February is Black History month. It’s a great time to provide an update on the Historic Barnes House – see initial post here.
The Barnes House, home of Eppa and Amanda (Lambert) Barnes, was built in 1797, and originally owned by Moses Copen, a slave owner at the time. Mr. Copen owned Eppa (born in 1852), his siblings and his mother (Jane). By the end of the Civil War, Eppa was freed and Mr. Copen had passed. After Mr. Copen’s death, his daughter Permilia Copen, gave the house to Jane (Eppa’s mother) along with seven acres. Eppa married Amanda “Mandy” Lambert in July 1875. Over the years they purchased approximately 160 acres of land, raised 11 children and expanded their home as their family expanded.
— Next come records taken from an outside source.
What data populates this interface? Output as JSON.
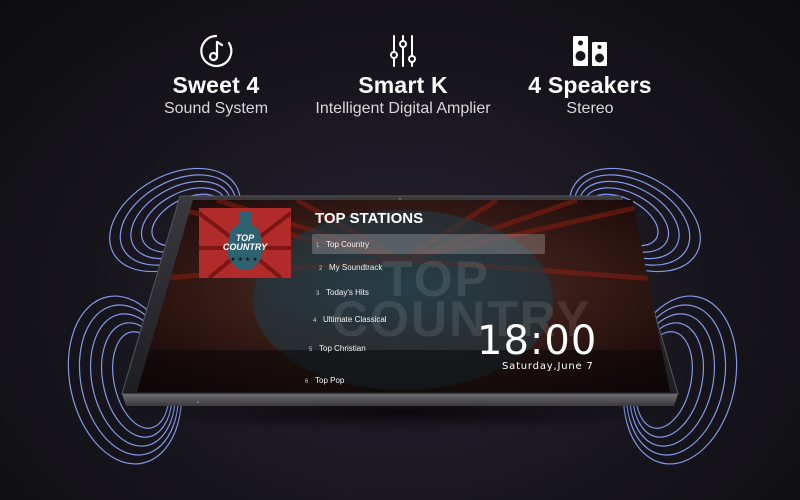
{
  "features": [
    {
      "icon": "music-note-circle-icon",
      "title": "Sweet 4",
      "subtitle": "Sound System"
    },
    {
      "icon": "equalizer-sliders-icon",
      "title": "Smart K",
      "subtitle": "Intelligent Digital Amplier"
    },
    {
      "icon": "speaker-icon",
      "title": "4 Speakers",
      "subtitle": "Stereo"
    }
  ],
  "screen": {
    "cover": {
      "title": "TOP COUNTRY",
      "title_line1": "TOP",
      "title_line2": "COUNTRY",
      "stars": "★★★★"
    },
    "background_word_1": "TOP",
    "background_word_2": "COUNTRY",
    "heading": "TOP STATIONS",
    "stations": [
      {
        "num": "1",
        "label": "Top Country",
        "active": true
      },
      {
        "num": "2",
        "label": "My Soundtrack"
      },
      {
        "num": "3",
        "label": "Today's Hits"
      },
      {
        "num": "4",
        "label": "Ultimate Classical"
      },
      {
        "num": "5",
        "label": "Top Christian"
      },
      {
        "num": "6",
        "label": "Top Pop"
      }
    ],
    "clock": "18:00",
    "date": "Saturday,June 7"
  },
  "colors": {
    "wave": "#8fa8ff",
    "cover_red": "#b22b2b",
    "screen_red": "#7a1a12"
  }
}
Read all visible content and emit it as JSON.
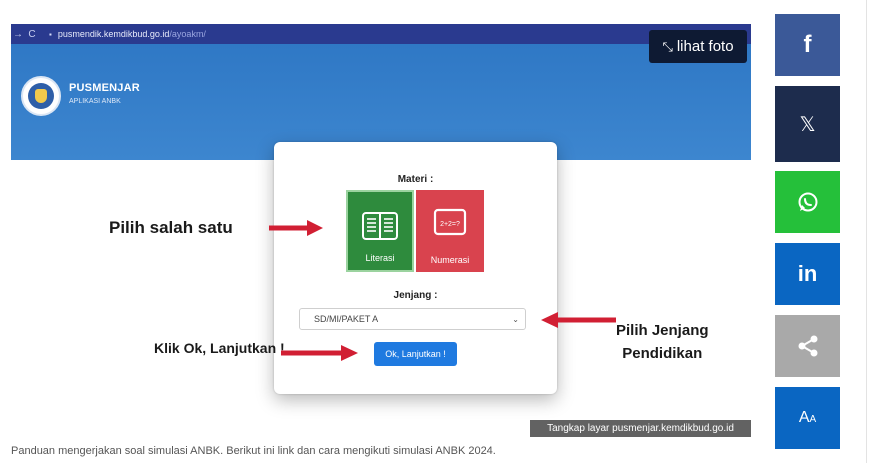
{
  "browser": {
    "url_domain": "pusmendik.kemdikbud.go.id",
    "url_path": "/ayoakm/"
  },
  "app": {
    "brand_title": "PUSMENJAR",
    "brand_subtitle": "APLIKASI ANBK"
  },
  "photo": {
    "view_button_label": "lihat foto",
    "credit_badge": "Tangkap layar pusmenjar.kemdikbud.go.id"
  },
  "modal": {
    "materi_label": "Materi :",
    "options": [
      {
        "label": "Literasi",
        "color": "#2e8b3d",
        "selected": true
      },
      {
        "label": "Numerasi",
        "color": "#d9434e",
        "selected": false
      }
    ],
    "numerasi_icon_text": "2+2=?",
    "jenjang_label": "Jenjang :",
    "jenjang_selected": "SD/MI/PAKET A",
    "submit_label": "Ok, Lanjutkan !"
  },
  "annotations": {
    "choose_one": "Pilih salah satu",
    "choose_level_line1": "Pilih Jenjang",
    "choose_level_line2": "Pendidikan",
    "click_ok": "Klik Ok, Lanjutkan !"
  },
  "caption": "Panduan mengerjakan soal simulasi ANBK. Berikut ini link dan cara mengikuti simulasi ANBK 2024.",
  "share": {
    "buttons": [
      {
        "network": "facebook",
        "glyph": "f",
        "color": "#3b5998"
      },
      {
        "network": "x",
        "glyph": "𝕏",
        "color": "#1d2c4d"
      },
      {
        "network": "whatsapp",
        "glyph": "",
        "color": "#25c03a"
      },
      {
        "network": "linkedin",
        "glyph": "in",
        "color": "#0a66c2"
      },
      {
        "network": "share",
        "glyph": "",
        "color": "#a9a9a9"
      },
      {
        "network": "text-size",
        "glyph_main": "A",
        "glyph_sub": "A",
        "color": "#0a66c2"
      }
    ]
  },
  "colors": {
    "banner": "#2f78c5",
    "browser_bar": "#2a3a8f",
    "arrow": "#d11f33",
    "button_blue": "#1f7ae0"
  }
}
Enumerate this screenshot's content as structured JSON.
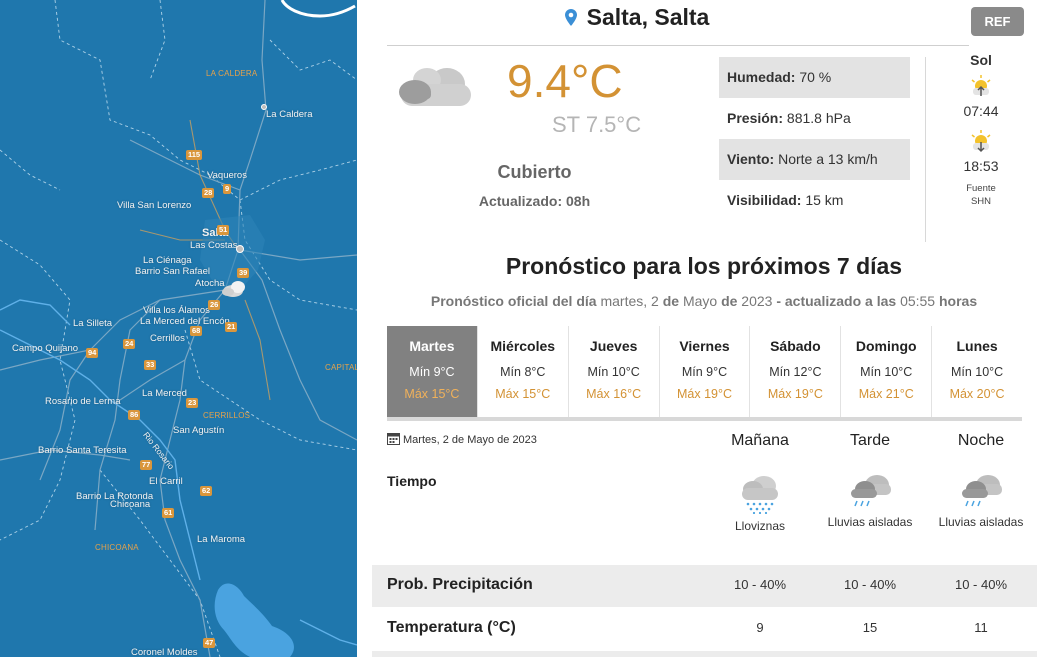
{
  "map": {
    "cities": [
      {
        "name": "La Caldera",
        "style": "city"
      },
      {
        "name": "Vaqueros",
        "style": "city"
      },
      {
        "name": "Villa San Lorenzo",
        "style": "city"
      },
      {
        "name": "Salta",
        "style": "big"
      },
      {
        "name": "Las Costas",
        "style": "city"
      },
      {
        "name": "La Ciénaga",
        "style": "city"
      },
      {
        "name": "Barrio San Rafael",
        "style": "city"
      },
      {
        "name": "Atocha",
        "style": "city"
      },
      {
        "name": "Villa los Álamos",
        "style": "city"
      },
      {
        "name": "La Merced del Encón",
        "style": "city"
      },
      {
        "name": "La Silleta",
        "style": "city"
      },
      {
        "name": "Cerrillos",
        "style": "city"
      },
      {
        "name": "Campo Quijano",
        "style": "city"
      },
      {
        "name": "La Merced",
        "style": "city"
      },
      {
        "name": "Rosario de Lerma",
        "style": "city"
      },
      {
        "name": "San Agustín",
        "style": "city"
      },
      {
        "name": "Barrio Santa Teresita",
        "style": "city"
      },
      {
        "name": "El Carril",
        "style": "city"
      },
      {
        "name": "Barrio La Rotonda",
        "style": "city"
      },
      {
        "name": "Chicoana",
        "style": "city"
      },
      {
        "name": "La Maroma",
        "style": "city"
      },
      {
        "name": "Coronel Moldes",
        "style": "city"
      }
    ],
    "regions": [
      "LA CALDERA",
      "CERRILLOS",
      "CHICOANA",
      "CAPITAL"
    ],
    "river": "Rio Rosario",
    "routes": [
      "9",
      "28",
      "39",
      "51",
      "26",
      "21",
      "24",
      "94",
      "33",
      "23",
      "47",
      "68",
      "77",
      "86",
      "62",
      "61",
      "115"
    ]
  },
  "location": {
    "name": "Salta, Salta",
    "ref_button": "REF"
  },
  "current": {
    "temperature": "9.4°C",
    "feels_like": "ST 7.5°C",
    "condition": "Cubierto",
    "updated": "Actualizado: 08h",
    "icon": "cloud-icon"
  },
  "stats": [
    {
      "label": "Humedad:",
      "value": "70 %"
    },
    {
      "label": "Presión:",
      "value": "881.8 hPa"
    },
    {
      "label": "Viento:",
      "value": "Norte a 13 km/h"
    },
    {
      "label": "Visibilidad:",
      "value": "15 km"
    }
  ],
  "sun": {
    "title": "Sol",
    "sunrise": "07:44",
    "sunset": "18:53",
    "source_label": "Fuente",
    "source": "SHN"
  },
  "forecast": {
    "title": "Pronóstico para los próximos 7 días",
    "subtitle_prefix": "Pronóstico oficial del día",
    "subtitle_date_1": "martes, 2",
    "subtitle_de_1": "de",
    "subtitle_date_2": "Mayo",
    "subtitle_de_2": "de",
    "subtitle_date_3": "2023",
    "subtitle_updated": "- actualizado a las",
    "subtitle_time": "05:55",
    "subtitle_suffix": "horas",
    "days": [
      {
        "name": "Martes",
        "min": "Mín 9°C",
        "max": "Máx 15°C",
        "active": true
      },
      {
        "name": "Miércoles",
        "min": "Mín 8°C",
        "max": "Máx 15°C"
      },
      {
        "name": "Jueves",
        "min": "Mín 10°C",
        "max": "Máx 16°C"
      },
      {
        "name": "Viernes",
        "min": "Mín 9°C",
        "max": "Máx 19°C"
      },
      {
        "name": "Sábado",
        "min": "Mín 12°C",
        "max": "Máx 19°C"
      },
      {
        "name": "Domingo",
        "min": "Mín 10°C",
        "max": "Máx 21°C"
      },
      {
        "name": "Lunes",
        "min": "Mín 10°C",
        "max": "Máx 20°C"
      }
    ]
  },
  "detail": {
    "date": "Martes, 2 de Mayo de 2023",
    "periods": [
      "Mañana",
      "Tarde",
      "Noche"
    ],
    "weather_label": "Tiempo",
    "weather": [
      {
        "text": "Lloviznas",
        "icon": "drizzle-icon"
      },
      {
        "text": "Lluvias aisladas",
        "icon": "isolated-rain-icon"
      },
      {
        "text": "Lluvias aisladas",
        "icon": "isolated-rain-icon"
      }
    ],
    "precip_label": "Prob. Precipitación",
    "precip": [
      "10 - 40%",
      "10 - 40%",
      "10 - 40%"
    ],
    "temp_label": "Temperatura (°C)",
    "temps": [
      "9",
      "15",
      "11"
    ]
  }
}
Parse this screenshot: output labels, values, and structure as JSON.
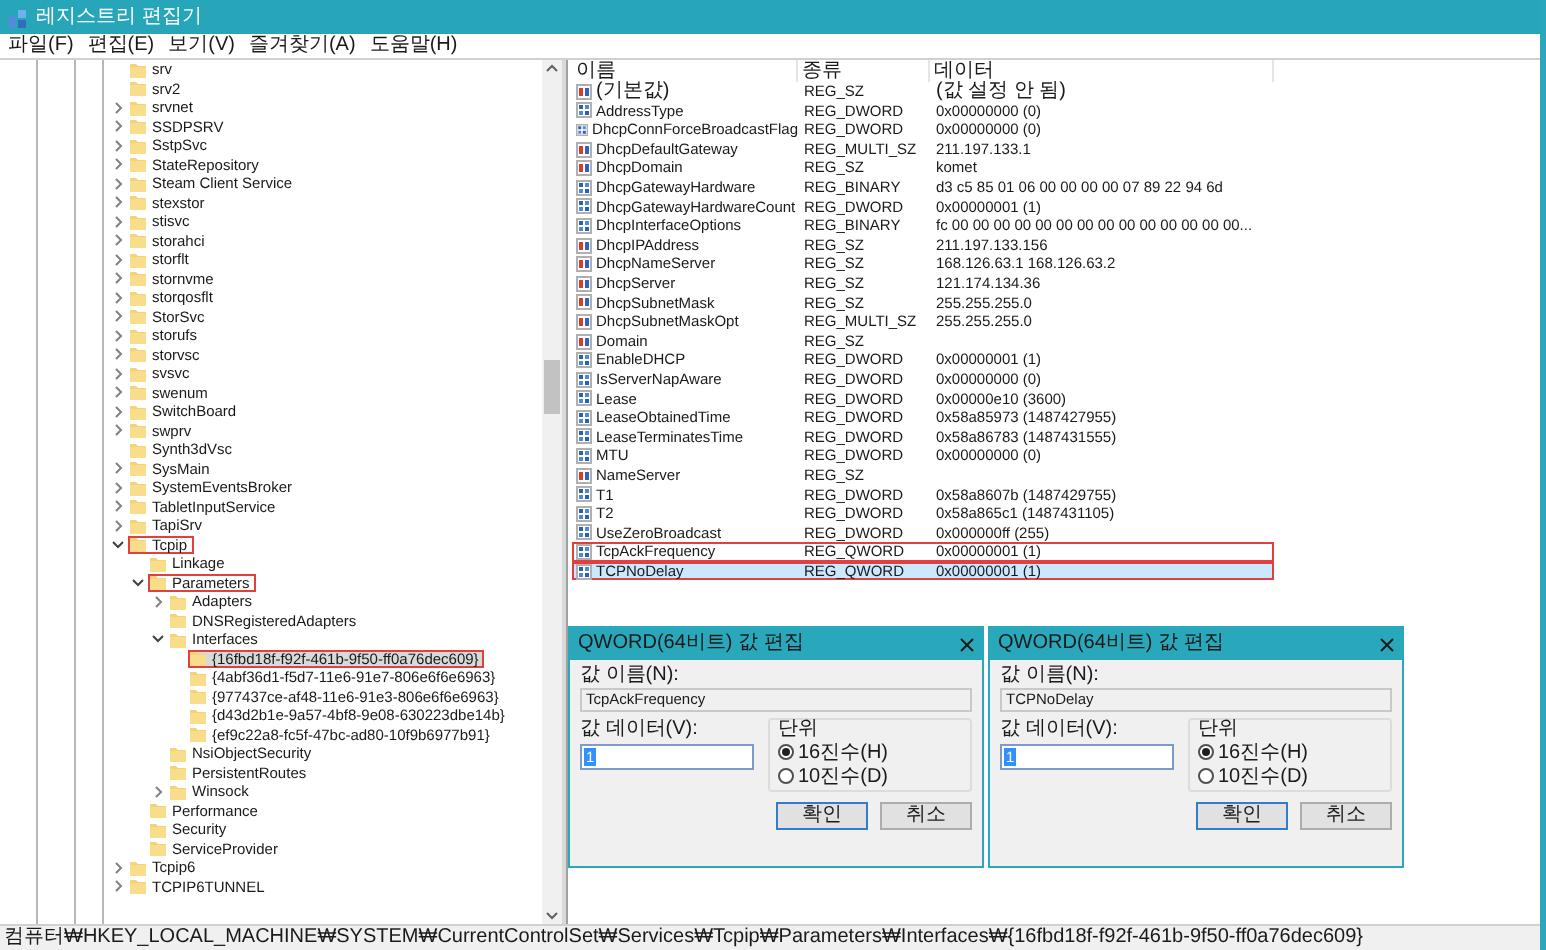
{
  "window": {
    "title": "레지스트리 편집기"
  },
  "menu": [
    "파일(F)",
    "편집(E)",
    "보기(V)",
    "즐겨찾기(A)",
    "도움말(H)"
  ],
  "tree": {
    "items": [
      {
        "label": "srv",
        "expandable": false,
        "expanded": false,
        "highlighted": false,
        "selected": false
      },
      {
        "label": "srv2",
        "expandable": false,
        "expanded": false,
        "highlighted": false,
        "selected": false
      },
      {
        "label": "srvnet",
        "expandable": true,
        "expanded": false,
        "highlighted": false,
        "selected": false
      },
      {
        "label": "SSDPSRV",
        "expandable": true,
        "expanded": false,
        "highlighted": false,
        "selected": false
      },
      {
        "label": "SstpSvc",
        "expandable": true,
        "expanded": false,
        "highlighted": false,
        "selected": false
      },
      {
        "label": "StateRepository",
        "expandable": true,
        "expanded": false,
        "highlighted": false,
        "selected": false
      },
      {
        "label": "Steam Client Service",
        "expandable": true,
        "expanded": false,
        "highlighted": false,
        "selected": false
      },
      {
        "label": "stexstor",
        "expandable": true,
        "expanded": false,
        "highlighted": false,
        "selected": false
      },
      {
        "label": "stisvc",
        "expandable": true,
        "expanded": false,
        "highlighted": false,
        "selected": false
      },
      {
        "label": "storahci",
        "expandable": true,
        "expanded": false,
        "highlighted": false,
        "selected": false
      },
      {
        "label": "storflt",
        "expandable": true,
        "expanded": false,
        "highlighted": false,
        "selected": false
      },
      {
        "label": "stornvme",
        "expandable": true,
        "expanded": false,
        "highlighted": false,
        "selected": false
      },
      {
        "label": "storqosflt",
        "expandable": true,
        "expanded": false,
        "highlighted": false,
        "selected": false
      },
      {
        "label": "StorSvc",
        "expandable": true,
        "expanded": false,
        "highlighted": false,
        "selected": false
      },
      {
        "label": "storufs",
        "expandable": true,
        "expanded": false,
        "highlighted": false,
        "selected": false
      },
      {
        "label": "storvsc",
        "expandable": true,
        "expanded": false,
        "highlighted": false,
        "selected": false
      },
      {
        "label": "svsvc",
        "expandable": true,
        "expanded": false,
        "highlighted": false,
        "selected": false
      },
      {
        "label": "swenum",
        "expandable": true,
        "expanded": false,
        "highlighted": false,
        "selected": false
      },
      {
        "label": "SwitchBoard",
        "expandable": true,
        "expanded": false,
        "highlighted": false,
        "selected": false
      },
      {
        "label": "swprv",
        "expandable": true,
        "expanded": false,
        "highlighted": false,
        "selected": false
      },
      {
        "label": "Synth3dVsc",
        "expandable": false,
        "expanded": false,
        "highlighted": false,
        "selected": false
      },
      {
        "label": "SysMain",
        "expandable": true,
        "expanded": false,
        "highlighted": false,
        "selected": false
      },
      {
        "label": "SystemEventsBroker",
        "expandable": true,
        "expanded": false,
        "highlighted": false,
        "selected": false
      },
      {
        "label": "TabletInputService",
        "expandable": true,
        "expanded": false,
        "highlighted": false,
        "selected": false
      },
      {
        "label": "TapiSrv",
        "expandable": true,
        "expanded": false,
        "highlighted": false,
        "selected": false
      },
      {
        "label": "Tcpip",
        "expandable": true,
        "expanded": true,
        "highlighted": true,
        "selected": false,
        "children": [
          {
            "label": "Linkage",
            "expandable": false,
            "expanded": false,
            "highlighted": false,
            "selected": false
          },
          {
            "label": "Parameters",
            "expandable": true,
            "expanded": true,
            "highlighted": true,
            "selected": false,
            "children": [
              {
                "label": "Adapters",
                "expandable": true,
                "expanded": false,
                "highlighted": false,
                "selected": false
              },
              {
                "label": "DNSRegisteredAdapters",
                "expandable": false,
                "expanded": false,
                "highlighted": false,
                "selected": false
              },
              {
                "label": "Interfaces",
                "expandable": true,
                "expanded": true,
                "highlighted": false,
                "selected": false,
                "children": [
                  {
                    "label": "{16fbd18f-f92f-461b-9f50-ff0a76dec609}",
                    "expandable": false,
                    "expanded": false,
                    "highlighted": true,
                    "selected": true
                  },
                  {
                    "label": "{4abf36d1-f5d7-11e6-91e7-806e6f6e6963}",
                    "expandable": false,
                    "expanded": false,
                    "highlighted": false,
                    "selected": false
                  },
                  {
                    "label": "{977437ce-af48-11e6-91e3-806e6f6e6963}",
                    "expandable": false,
                    "expanded": false,
                    "highlighted": false,
                    "selected": false
                  },
                  {
                    "label": "{d43d2b1e-9a57-4bf8-9e08-630223dbe14b}",
                    "expandable": false,
                    "expanded": false,
                    "highlighted": false,
                    "selected": false
                  },
                  {
                    "label": "{ef9c22a8-fc5f-47bc-ad80-10f9b6977b91}",
                    "expandable": false,
                    "expanded": false,
                    "highlighted": false,
                    "selected": false
                  }
                ]
              },
              {
                "label": "NsiObjectSecurity",
                "expandable": false,
                "expanded": false,
                "highlighted": false,
                "selected": false
              },
              {
                "label": "PersistentRoutes",
                "expandable": false,
                "expanded": false,
                "highlighted": false,
                "selected": false
              },
              {
                "label": "Winsock",
                "expandable": true,
                "expanded": false,
                "highlighted": false,
                "selected": false
              }
            ]
          },
          {
            "label": "Performance",
            "expandable": false,
            "expanded": false,
            "highlighted": false,
            "selected": false
          },
          {
            "label": "Security",
            "expandable": false,
            "expanded": false,
            "highlighted": false,
            "selected": false
          },
          {
            "label": "ServiceProvider",
            "expandable": false,
            "expanded": false,
            "highlighted": false,
            "selected": false
          }
        ]
      },
      {
        "label": "Tcpip6",
        "expandable": true,
        "expanded": false,
        "highlighted": false,
        "selected": false
      },
      {
        "label": "TCPIP6TUNNEL",
        "expandable": true,
        "expanded": false,
        "highlighted": false,
        "selected": false
      }
    ]
  },
  "values": {
    "columns": [
      "이름",
      "종류",
      "데이터"
    ],
    "rows": [
      {
        "name": "(기본값)",
        "type": "REG_SZ",
        "data": "(값 설정 안 됨)",
        "kind": "string",
        "highlighted": false,
        "selected": false
      },
      {
        "name": "AddressType",
        "type": "REG_DWORD",
        "data": "0x00000000 (0)",
        "kind": "binary",
        "highlighted": false,
        "selected": false
      },
      {
        "name": "DhcpConnForceBroadcastFlag",
        "type": "REG_DWORD",
        "data": "0x00000000 (0)",
        "kind": "binary",
        "highlighted": false,
        "selected": false
      },
      {
        "name": "DhcpDefaultGateway",
        "type": "REG_MULTI_SZ",
        "data": "211.197.133.1",
        "kind": "string",
        "highlighted": false,
        "selected": false
      },
      {
        "name": "DhcpDomain",
        "type": "REG_SZ",
        "data": "komet",
        "kind": "string",
        "highlighted": false,
        "selected": false
      },
      {
        "name": "DhcpGatewayHardware",
        "type": "REG_BINARY",
        "data": "d3 c5 85 01 06 00 00 00 00 07 89 22 94 6d",
        "kind": "binary",
        "highlighted": false,
        "selected": false
      },
      {
        "name": "DhcpGatewayHardwareCount",
        "type": "REG_DWORD",
        "data": "0x00000001 (1)",
        "kind": "binary",
        "highlighted": false,
        "selected": false
      },
      {
        "name": "DhcpInterfaceOptions",
        "type": "REG_BINARY",
        "data": "fc 00 00 00 00 00 00 00 00 00 00 00 00 00 00...",
        "kind": "binary",
        "highlighted": false,
        "selected": false
      },
      {
        "name": "DhcpIPAddress",
        "type": "REG_SZ",
        "data": "211.197.133.156",
        "kind": "string",
        "highlighted": false,
        "selected": false
      },
      {
        "name": "DhcpNameServer",
        "type": "REG_SZ",
        "data": "168.126.63.1 168.126.63.2",
        "kind": "string",
        "highlighted": false,
        "selected": false
      },
      {
        "name": "DhcpServer",
        "type": "REG_SZ",
        "data": "121.174.134.36",
        "kind": "string",
        "highlighted": false,
        "selected": false
      },
      {
        "name": "DhcpSubnetMask",
        "type": "REG_SZ",
        "data": "255.255.255.0",
        "kind": "string",
        "highlighted": false,
        "selected": false
      },
      {
        "name": "DhcpSubnetMaskOpt",
        "type": "REG_MULTI_SZ",
        "data": "255.255.255.0",
        "kind": "string",
        "highlighted": false,
        "selected": false
      },
      {
        "name": "Domain",
        "type": "REG_SZ",
        "kind": "string",
        "highlighted": false,
        "selected": false
      },
      {
        "name": "EnableDHCP",
        "type": "REG_DWORD",
        "data": "0x00000001 (1)",
        "kind": "binary",
        "highlighted": false,
        "selected": false
      },
      {
        "name": "IsServerNapAware",
        "type": "REG_DWORD",
        "data": "0x00000000 (0)",
        "kind": "binary",
        "highlighted": false,
        "selected": false
      },
      {
        "name": "Lease",
        "type": "REG_DWORD",
        "data": "0x00000e10 (3600)",
        "kind": "binary",
        "highlighted": false,
        "selected": false
      },
      {
        "name": "LeaseObtainedTime",
        "type": "REG_DWORD",
        "data": "0x58a85973 (1487427955)",
        "kind": "binary",
        "highlighted": false,
        "selected": false
      },
      {
        "name": "LeaseTerminatesTime",
        "type": "REG_DWORD",
        "data": "0x58a86783 (1487431555)",
        "kind": "binary",
        "highlighted": false,
        "selected": false
      },
      {
        "name": "MTU",
        "type": "REG_DWORD",
        "data": "0x00000000 (0)",
        "kind": "binary",
        "highlighted": false,
        "selected": false
      },
      {
        "name": "NameServer",
        "type": "REG_SZ",
        "kind": "string",
        "highlighted": false,
        "selected": false
      },
      {
        "name": "T1",
        "type": "REG_DWORD",
        "data": "0x58a8607b (1487429755)",
        "kind": "binary",
        "highlighted": false,
        "selected": false
      },
      {
        "name": "T2",
        "type": "REG_DWORD",
        "data": "0x58a865c1 (1487431105)",
        "kind": "binary",
        "highlighted": false,
        "selected": false
      },
      {
        "name": "UseZeroBroadcast",
        "type": "REG_DWORD",
        "data": "0x000000ff (255)",
        "kind": "binary",
        "highlighted": false,
        "selected": false
      },
      {
        "name": "TcpAckFrequency",
        "type": "REG_QWORD",
        "data": "0x00000001 (1)",
        "kind": "binary",
        "highlighted": true,
        "selected": false
      },
      {
        "name": "TCPNoDelay",
        "type": "REG_QWORD",
        "data": "0x00000001 (1)",
        "kind": "binary",
        "highlighted": true,
        "selected": true
      }
    ]
  },
  "dialogs": [
    {
      "title": "QWORD(64비트) 값 편집",
      "name_label": "값 이름(N):",
      "name_value": "TcpAckFrequency",
      "data_label": "값 데이터(V):",
      "data_value": "1",
      "base_label": "단위",
      "radios": [
        {
          "label": "16진수(H)",
          "selected": true
        },
        {
          "label": "10진수(D)",
          "selected": false
        }
      ],
      "buttons": [
        {
          "label": "확인",
          "default": true
        },
        {
          "label": "취소",
          "default": false
        }
      ]
    },
    {
      "title": "QWORD(64비트) 값 편집",
      "name_label": "값 이름(N):",
      "name_value": "TCPNoDelay",
      "data_label": "값 데이터(V):",
      "data_value": "1",
      "base_label": "단위",
      "radios": [
        {
          "label": "16진수(H)",
          "selected": true
        },
        {
          "label": "10진수(D)",
          "selected": false
        }
      ],
      "buttons": [
        {
          "label": "확인",
          "default": true
        },
        {
          "label": "취소",
          "default": false
        }
      ]
    }
  ],
  "status_bar": "컴퓨터₩HKEY_LOCAL_MACHINE₩SYSTEM₩CurrentControlSet₩Services₩Tcpip₩Parameters₩Interfaces₩{16fbd18f-f92f-461b-9f50-ff0a76dec609}"
}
The residence is a late 18th, early 19th century Vernacular Hall and Parlor-style house, representing the Tidewater influence of architecture in Prince William County. It is an extremely rare style for the County as not many are left. The building itself is important to preserve and the exterior and interior are little changed from the original building period. This is rare in that most buildings undergo multiple building campaigns during their existence. (source: Brendon Hanafin, Division Chief, Historic Preservation Division)
The Barnes House is still being restored; however, it is projected to be open to the public in the summer of 2017. The outside of the home shown below is in really good condition. The three fireplaces, siding, and other exteriors appear to be restored. Resources to complete the inside of the house are competing with other restoration efforts by the Prince Willam County Historic Preservation Division so an official completion date is not available.
Following are two pictures of the inside of the house. When we visited on 29 Oct 2015, the materials required for repairs were stored inside the home. Now, much of that material was used for the restoration efforts.
The following picture is a rear view of the Barnes House prior to relocation. The kitchen was removed to facilitate transport. As a part of the restoration effort, the kitchen will be replaced to include working chimney stacks, repair of historic doors and windows, and a new cedar shake roof.
I will keep everyone posted. These are exciting times for Prince William County!
Between The Dashes